**HOW TO COMPLETE THIS TASK**
Entries follow. Return each line that contains the word "JSON".

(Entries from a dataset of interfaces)
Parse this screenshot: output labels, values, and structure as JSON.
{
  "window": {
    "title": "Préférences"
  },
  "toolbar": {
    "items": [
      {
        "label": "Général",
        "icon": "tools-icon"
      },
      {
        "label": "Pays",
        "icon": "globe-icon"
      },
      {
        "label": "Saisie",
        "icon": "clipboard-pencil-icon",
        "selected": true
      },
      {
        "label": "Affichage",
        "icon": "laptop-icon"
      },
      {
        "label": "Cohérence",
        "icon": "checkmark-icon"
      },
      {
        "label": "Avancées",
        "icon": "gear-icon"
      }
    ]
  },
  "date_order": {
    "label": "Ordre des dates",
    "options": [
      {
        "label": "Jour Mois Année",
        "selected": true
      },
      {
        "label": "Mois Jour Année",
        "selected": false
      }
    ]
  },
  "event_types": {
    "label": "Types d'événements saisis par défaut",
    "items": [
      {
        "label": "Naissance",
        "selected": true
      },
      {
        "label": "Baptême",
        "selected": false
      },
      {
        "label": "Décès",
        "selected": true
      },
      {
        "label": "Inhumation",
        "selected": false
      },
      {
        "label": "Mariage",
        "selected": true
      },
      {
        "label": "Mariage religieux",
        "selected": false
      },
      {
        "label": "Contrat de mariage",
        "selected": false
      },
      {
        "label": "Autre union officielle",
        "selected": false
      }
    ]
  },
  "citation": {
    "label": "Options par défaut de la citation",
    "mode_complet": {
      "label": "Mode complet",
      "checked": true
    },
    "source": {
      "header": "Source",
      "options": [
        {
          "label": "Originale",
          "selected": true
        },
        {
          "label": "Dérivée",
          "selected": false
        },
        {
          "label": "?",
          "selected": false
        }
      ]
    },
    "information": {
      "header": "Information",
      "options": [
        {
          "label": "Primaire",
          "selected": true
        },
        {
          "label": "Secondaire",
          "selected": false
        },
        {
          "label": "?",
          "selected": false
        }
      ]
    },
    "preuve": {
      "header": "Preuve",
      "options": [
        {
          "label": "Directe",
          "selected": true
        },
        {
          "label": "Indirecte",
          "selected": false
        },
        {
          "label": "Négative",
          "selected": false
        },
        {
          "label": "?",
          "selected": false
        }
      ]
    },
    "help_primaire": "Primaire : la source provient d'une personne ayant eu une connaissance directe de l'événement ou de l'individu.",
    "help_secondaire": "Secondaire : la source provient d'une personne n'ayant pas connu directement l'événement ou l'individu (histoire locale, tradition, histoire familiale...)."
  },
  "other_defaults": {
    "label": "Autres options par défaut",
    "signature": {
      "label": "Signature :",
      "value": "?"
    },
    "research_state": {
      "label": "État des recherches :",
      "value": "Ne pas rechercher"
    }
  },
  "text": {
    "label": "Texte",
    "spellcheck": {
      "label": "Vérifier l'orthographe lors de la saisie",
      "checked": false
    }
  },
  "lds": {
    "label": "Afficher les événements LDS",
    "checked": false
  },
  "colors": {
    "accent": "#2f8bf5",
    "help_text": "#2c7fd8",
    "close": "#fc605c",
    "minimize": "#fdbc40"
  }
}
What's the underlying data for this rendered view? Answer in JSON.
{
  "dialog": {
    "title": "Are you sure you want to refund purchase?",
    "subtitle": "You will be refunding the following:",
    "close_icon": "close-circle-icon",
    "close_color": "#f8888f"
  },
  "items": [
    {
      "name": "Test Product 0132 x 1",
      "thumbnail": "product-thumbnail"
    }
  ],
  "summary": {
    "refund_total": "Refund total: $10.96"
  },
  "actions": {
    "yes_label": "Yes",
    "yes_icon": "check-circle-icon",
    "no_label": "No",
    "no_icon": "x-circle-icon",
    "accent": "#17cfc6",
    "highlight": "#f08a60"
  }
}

**RESULT OF THE EXERCISE**
Parse this screenshot: output labels, values, and structure as JSON.
What's the underlying data for this rendered view? Answer in JSON.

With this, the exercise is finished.